#### DATA TO EXAMINE ####
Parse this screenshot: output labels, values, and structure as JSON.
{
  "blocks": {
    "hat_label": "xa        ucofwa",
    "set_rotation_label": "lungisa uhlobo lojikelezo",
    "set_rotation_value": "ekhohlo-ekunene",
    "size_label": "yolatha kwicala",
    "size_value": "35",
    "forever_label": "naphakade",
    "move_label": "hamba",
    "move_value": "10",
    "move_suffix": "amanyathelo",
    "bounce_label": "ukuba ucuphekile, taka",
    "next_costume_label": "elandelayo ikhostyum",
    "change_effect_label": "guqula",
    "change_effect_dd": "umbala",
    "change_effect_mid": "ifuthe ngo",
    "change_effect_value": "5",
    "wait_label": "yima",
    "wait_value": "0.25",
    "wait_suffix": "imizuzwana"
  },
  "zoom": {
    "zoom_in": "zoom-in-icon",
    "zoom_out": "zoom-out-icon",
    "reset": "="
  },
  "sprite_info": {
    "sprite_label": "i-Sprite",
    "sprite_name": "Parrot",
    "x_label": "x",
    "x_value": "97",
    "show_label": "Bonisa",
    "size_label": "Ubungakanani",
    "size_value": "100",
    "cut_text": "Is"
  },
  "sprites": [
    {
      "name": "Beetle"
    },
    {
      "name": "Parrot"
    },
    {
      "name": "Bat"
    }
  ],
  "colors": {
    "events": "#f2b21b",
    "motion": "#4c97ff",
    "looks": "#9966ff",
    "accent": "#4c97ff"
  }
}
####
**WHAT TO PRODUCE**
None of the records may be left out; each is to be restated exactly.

**SOLUTION FOR THIS EXERCISE**
Parse this screenshot: output labels, values, and structure as JSON.
{
  "blocks": {
    "hat_label": "xa        ucofwa",
    "set_rotation_label": "lungisa uhlobo lojikelezo",
    "set_rotation_value": "ekhohlo-ekunene",
    "size_label": "yolatha kwicala",
    "size_value": "35",
    "forever_label": "naphakade",
    "move_label": "hamba",
    "move_value": "10",
    "move_suffix": "amanyathelo",
    "bounce_label": "ukuba ucuphekile, taka",
    "next_costume_label": "elandelayo ikhostyum",
    "change_effect_label": "guqula",
    "change_effect_dd": "umbala",
    "change_effect_mid": "ifuthe ngo",
    "change_effect_value": "5",
    "wait_label": "yima",
    "wait_value": "0.25",
    "wait_suffix": "imizuzwana"
  },
  "zoom": {
    "zoom_in": "zoom-in-icon",
    "zoom_out": "zoom-out-icon",
    "reset": "="
  },
  "sprite_info": {
    "sprite_label": "i-Sprite",
    "sprite_name": "Parrot",
    "x_label": "x",
    "x_value": "97",
    "show_label": "Bonisa",
    "size_label": "Ubungakanani",
    "size_value": "100",
    "cut_text": "Is"
  },
  "sprites": [
    {
      "name": "Beetle"
    },
    {
      "name": "Parrot"
    },
    {
      "name": "Bat"
    }
  ],
  "colors": {
    "events": "#f2b21b",
    "motion": "#4c97ff",
    "looks": "#9966ff",
    "accent": "#4c97ff"
  }
}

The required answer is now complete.